Saito Taicho and his cameraman follow behind, at a distance, for 25 minutes, at which point the man stops at a secluded part of the trail. After some time staring off into the woods, he steps off the path and heads deeper into the forest, which is when Saito Taicho calls out to him.

“What did you come here to do?” the YouTuber asks, to which the man (who has a mosaic pattern placed over his face and later gave consent for the video to be uploaded) responds, “Well, I, umm…” He’s then silent for five minutes before the conversation resumes.

“When I saw you get off the bus, the look you had on your face, it…,” says Saito Taicho, “well, it might just be a misunderstanding on my part, but, this is a place where many people come to end their lives, to commit suicide…”

“Yeah…it is,” the man replies.

“Did you come here because you’ve been having a hard time, or a lot of troubles in your life lately?” Saito Taicho asks, and learns that the man has been fired from his job, and has gone into severe debt since. Trying to establish a common ground, Saito Taicho tells the man that he himself went through a very dark (though not suicidal) period, with a job in which he was physically and mentally abused, before finding happiness in his current lifestyle.

After a final plea for the man not to throw his life away, Saito Taicho makes the man an offer. “I’ll take you back to the bus stop, so for today, let’s head home.”

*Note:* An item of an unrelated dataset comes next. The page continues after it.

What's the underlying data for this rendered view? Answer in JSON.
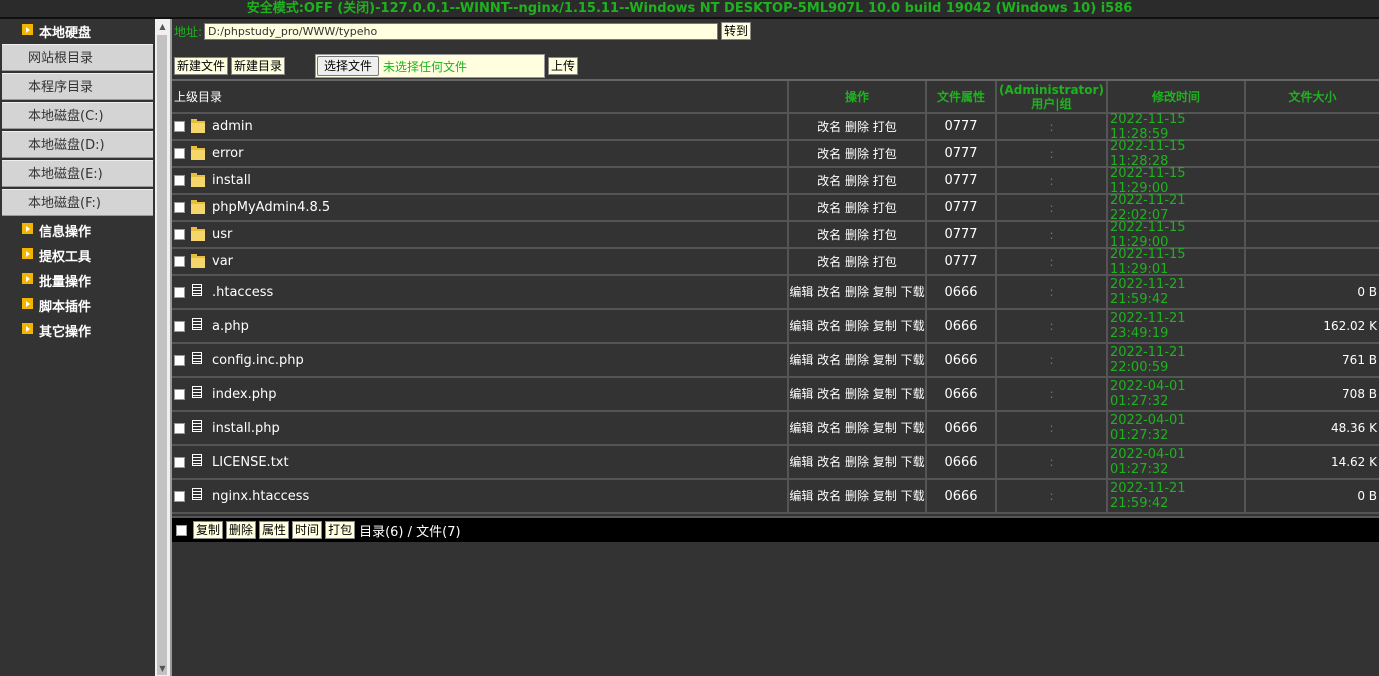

“OK,” replies the man after a long pause, and the two share a hug before retracing their steps back along the hiking path, eventually arriving at Fuketsu bus stop where the man gets on a bus and Saito Taicho waves as it pulls away.

The video has proven divisive, with some online commenters calling Saito Taicho to task for what they feel is an attempt to make a spectacle out of the issue of suicide in Aokigahara.

“All I see here is a YouTuber’s ploy to get attention.”
“Was there any point to putting this on YouTube?”
“I think the whole thing is staged.”

Others, though, saw an honest attempt, and success, in saving a person’s life, and found no fault in trying to spread the message, and the story, to a wide audience.

“That was deeply moving.”
“Incredibly kind. I respect him for doing that, and hope I can be that kind of person.”
“Even if went to Aokigahara for the purpose of making a video, there’s nothing wrong with what he did there.”
“People can debate all they want about whether or not he should have made the video, but the undeniable truth is that he stopped that man from killing himself.”
“What Logan Paul did was wrong, but I have no complaints about this.”

Saito Taicho’s video ends with another on-screen text message, this time saying:

“To those of you who watched this and are currently going through emotional pain in your life, thinking ‘I just can’t take any more.’ I know it’s hard right now, but some day, I believe you will be able to feel happiness, and meet many wonderful people.

Life may feel hard now, but little by little, at your own pace, in time you can overcome the things that are hurting you.”

Since posting his Aokigahara video, Saito Taicho has only uploaded one other video, in which he does sit-ups while surrounded by 120 cockroaches, so it doesn’t look like he’s making suicide-prevention a major part of his YouTube channel’s mission, which opens him up to criticism about dabbling in the topic in order to get attention. Those who’re taking his Aokigahara excursion at face value, though, appreciate his hands-on attempt to make a difference, no matter how slight.

If you or someone you know is in Japan and having suicidal thoughts, there are people here to help. Click here for more info.

Sources: Yahoo! Japan News/J Cast News via Hachima Kiko, Jin
Featured image: YouTube/斉藤タイチョー